## Records provided
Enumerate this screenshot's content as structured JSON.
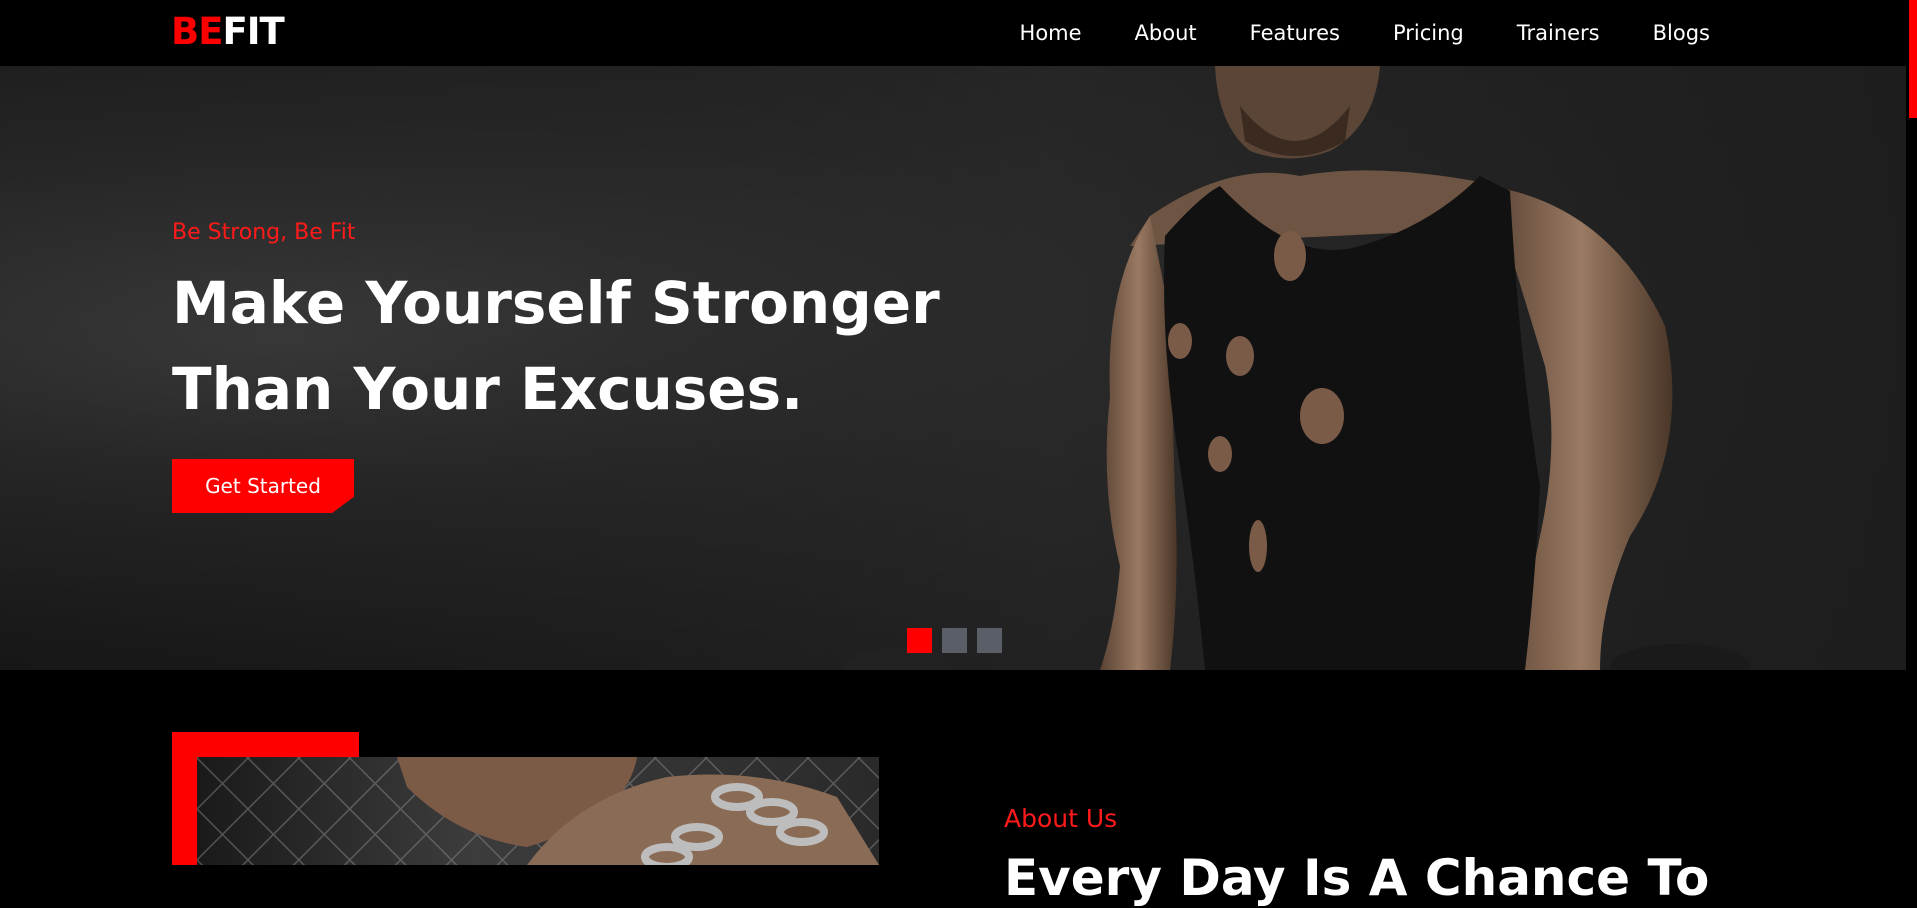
{
  "brand": {
    "accent": "BE",
    "rest": "FIT",
    "accent_color": "#ff0000"
  },
  "nav": {
    "items": [
      "Home",
      "About",
      "Features",
      "Pricing",
      "Trainers",
      "Blogs"
    ]
  },
  "hero": {
    "tagline": "Be Strong, Be Fit",
    "headline_line1": "Make Yourself Stronger",
    "headline_line2": "Than Your Excuses.",
    "cta_label": "Get Started",
    "slides": 3,
    "active_slide": 1
  },
  "about": {
    "label": "About Us",
    "heading": "Every Day Is A Chance To"
  }
}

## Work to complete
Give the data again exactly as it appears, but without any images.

## Task output
Enumerate this screenshot's content as structured JSON.
{
  "brand": {
    "accent": "BE",
    "rest": "FIT",
    "accent_color": "#ff0000"
  },
  "nav": {
    "items": [
      "Home",
      "About",
      "Features",
      "Pricing",
      "Trainers",
      "Blogs"
    ]
  },
  "hero": {
    "tagline": "Be Strong, Be Fit",
    "headline_line1": "Make Yourself Stronger",
    "headline_line2": "Than Your Excuses.",
    "cta_label": "Get Started",
    "slides": 3,
    "active_slide": 1
  },
  "about": {
    "label": "About Us",
    "heading": "Every Day Is A Chance To"
  }
}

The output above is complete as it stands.